═════ Information supplied ═════
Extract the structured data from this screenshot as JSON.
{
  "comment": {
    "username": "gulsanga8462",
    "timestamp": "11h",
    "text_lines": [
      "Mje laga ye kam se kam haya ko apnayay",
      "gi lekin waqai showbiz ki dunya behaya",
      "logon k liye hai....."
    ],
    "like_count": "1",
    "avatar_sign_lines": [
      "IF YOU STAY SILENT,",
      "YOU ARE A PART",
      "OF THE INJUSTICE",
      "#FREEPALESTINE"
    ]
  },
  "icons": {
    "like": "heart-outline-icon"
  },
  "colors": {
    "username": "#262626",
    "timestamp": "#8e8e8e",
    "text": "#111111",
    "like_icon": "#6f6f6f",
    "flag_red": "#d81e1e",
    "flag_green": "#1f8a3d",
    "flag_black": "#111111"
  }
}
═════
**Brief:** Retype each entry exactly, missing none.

**Task response:**
Extract the structured data from this screenshot as JSON.
{
  "comment": {
    "username": "gulsanga8462",
    "timestamp": "11h",
    "text_lines": [
      "Mje laga ye kam se kam haya ko apnayay",
      "gi lekin waqai showbiz ki dunya behaya",
      "logon k liye hai....."
    ],
    "like_count": "1",
    "avatar_sign_lines": [
      "IF YOU STAY SILENT,",
      "YOU ARE A PART",
      "OF THE INJUSTICE",
      "#FREEPALESTINE"
    ]
  },
  "icons": {
    "like": "heart-outline-icon"
  },
  "colors": {
    "username": "#262626",
    "timestamp": "#8e8e8e",
    "text": "#111111",
    "like_icon": "#6f6f6f",
    "flag_red": "#d81e1e",
    "flag_green": "#1f8a3d",
    "flag_black": "#111111"
  }
}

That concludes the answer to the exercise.